Pick out all lines with the word "icon" from the records that follow.

Top of Given entries

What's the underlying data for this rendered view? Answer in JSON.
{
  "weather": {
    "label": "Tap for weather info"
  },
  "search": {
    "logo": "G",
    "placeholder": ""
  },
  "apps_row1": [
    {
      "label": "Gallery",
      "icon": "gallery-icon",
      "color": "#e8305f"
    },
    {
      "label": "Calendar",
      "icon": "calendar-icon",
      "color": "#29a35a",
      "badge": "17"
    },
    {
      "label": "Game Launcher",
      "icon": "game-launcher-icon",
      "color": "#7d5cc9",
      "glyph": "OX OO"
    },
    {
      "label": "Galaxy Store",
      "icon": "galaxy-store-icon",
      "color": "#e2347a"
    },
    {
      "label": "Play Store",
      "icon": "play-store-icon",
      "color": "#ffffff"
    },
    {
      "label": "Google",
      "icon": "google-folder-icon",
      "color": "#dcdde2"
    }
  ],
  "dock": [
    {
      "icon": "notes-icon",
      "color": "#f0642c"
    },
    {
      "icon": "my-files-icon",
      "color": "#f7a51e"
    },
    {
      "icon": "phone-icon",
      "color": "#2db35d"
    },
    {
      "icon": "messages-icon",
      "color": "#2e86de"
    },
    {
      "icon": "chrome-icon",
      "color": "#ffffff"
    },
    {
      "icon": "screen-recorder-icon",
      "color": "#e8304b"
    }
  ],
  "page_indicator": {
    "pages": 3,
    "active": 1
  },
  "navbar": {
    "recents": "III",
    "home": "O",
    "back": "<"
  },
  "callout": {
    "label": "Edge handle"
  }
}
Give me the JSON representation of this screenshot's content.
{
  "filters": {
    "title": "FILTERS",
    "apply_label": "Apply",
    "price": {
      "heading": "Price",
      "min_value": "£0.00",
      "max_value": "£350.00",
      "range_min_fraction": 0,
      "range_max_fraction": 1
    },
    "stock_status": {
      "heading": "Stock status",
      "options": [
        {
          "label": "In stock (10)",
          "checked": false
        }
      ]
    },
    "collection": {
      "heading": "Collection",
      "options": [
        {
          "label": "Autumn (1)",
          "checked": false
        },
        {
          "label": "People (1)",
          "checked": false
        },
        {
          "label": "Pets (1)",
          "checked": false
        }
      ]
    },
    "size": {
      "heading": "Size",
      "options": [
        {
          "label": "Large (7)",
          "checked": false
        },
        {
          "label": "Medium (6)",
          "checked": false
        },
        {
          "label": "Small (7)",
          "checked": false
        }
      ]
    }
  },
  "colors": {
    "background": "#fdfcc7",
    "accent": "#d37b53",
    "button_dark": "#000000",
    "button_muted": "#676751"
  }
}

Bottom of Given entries

- [Response to this task]
      "icon": "gallery-icon",
      "icon": "calendar-icon",
      "icon": "game-launcher-icon",
      "icon": "galaxy-store-icon",
      "icon": "play-store-icon",
      "icon": "google-folder-icon",
      "icon": "notes-icon",
      "icon": "my-files-icon",
      "icon": "phone-icon",
      "icon": "messages-icon",
      "icon": "chrome-icon",
      "icon": "screen-recorder-icon",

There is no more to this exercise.